Effects of the ABC intervention on foster children's receptive vocabulary: Follow-up results from a randomized clinical trial

Date de publication: 

Bernard, K., Lee, A. H., & Dozier, M. (2017). Effects of the ABC intervention on foster children's receptive vocabulary: Follow-up results from a randomized clinical trial. Child Maltreatment, 22(2), 174-179.

Revu par: 
Nico Trocmé

Children with a history of maltreatment or maltreatment related adversities are at high risk of cognitive, social and emotional delays. The Attachment and Biobehavioral Catch-up (ABC) is a 10-session intervention developed by one of the authors, Mary Dozier, to enhance sensitive caregiving for child welfare involved parents.  Using structured activities and video feedback, coaches help parents learn how to (1) follow the child’s lead, (2) provide nurturance in response to distress, and (3) avoid overly intrusive responses. The efficacy of ABC has been shown in previous randomized controlled trials to improve attachment and executive functioning.  This study extends these results by examining the impact of ABC on early language development, an important indicator of school readiness.

Fifty-two infants who had been placed in foster care were randomly assigned to either the ABC intervention or a control intervention, a Development Education for Families (DEF) program that did not target parent sensitivity. At the two-year follow-up time, half of the children had been adopted, 10 were in non-relative foster care, 8 in kinship care and 9 were living with their birth parent.  Using the Peabody Picture Vocabulary Test to measure receptive language, the study found that infants who received the ABC intervention scored significantly higher at age 36 months than infants who received the DEF control intervention. These results provide further evidence of the importance of providing caregivers of maltreated children with structured evidence-based interventions targeting parental responsiveness.

Notes méthodologiques: 

This is a well-designed randomized controlled trial conducted in the United States by the research group that developed the ABC intervention. The use of a control intervention minimizes the risk of a placebo effect and provides further evidence of the importance of targeting parental responsiveness with this population.  The major draw back with this study, however, is that it is limited to 22.5% of the original sample; the remaining 77.5% were not available for the 2-year follow-up assessment.  The follow-up group appears to have been an atypically stable group, with half having been adopted, and two-thirds having experienced one stable out-of-home placement.
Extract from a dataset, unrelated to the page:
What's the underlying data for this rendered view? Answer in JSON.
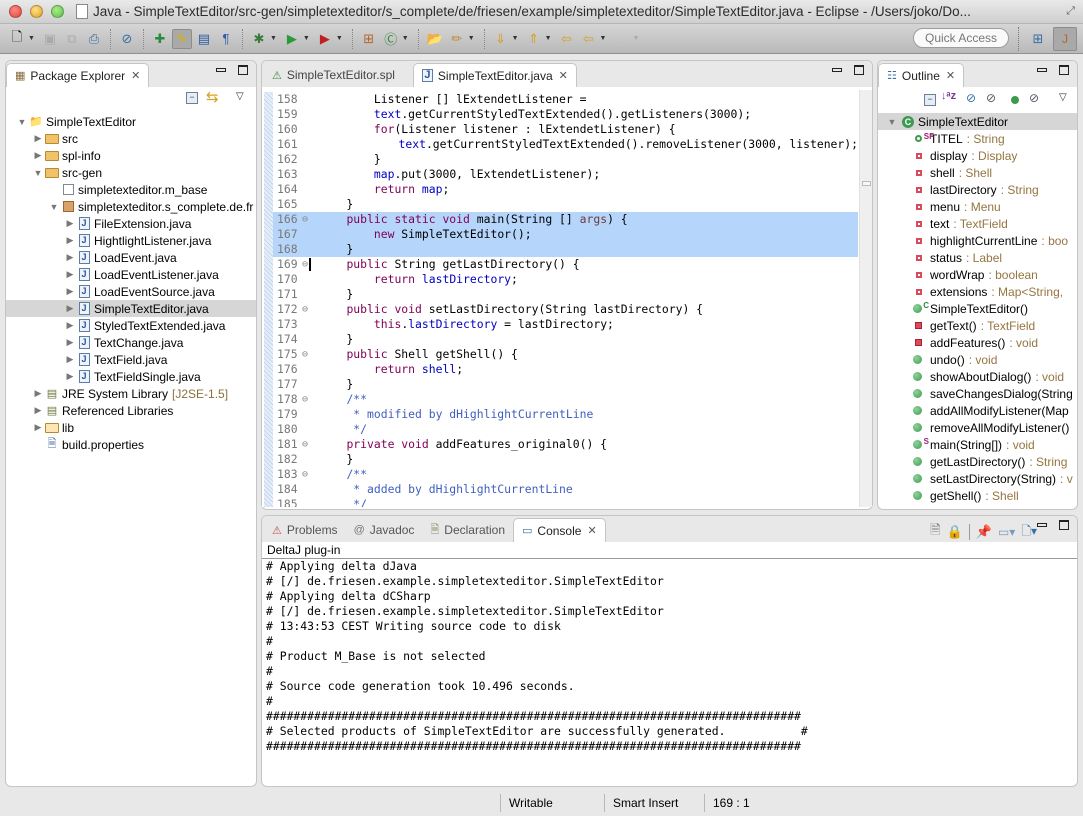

As a result, while very promising, the findings cannot be generalized to all infants in foster care.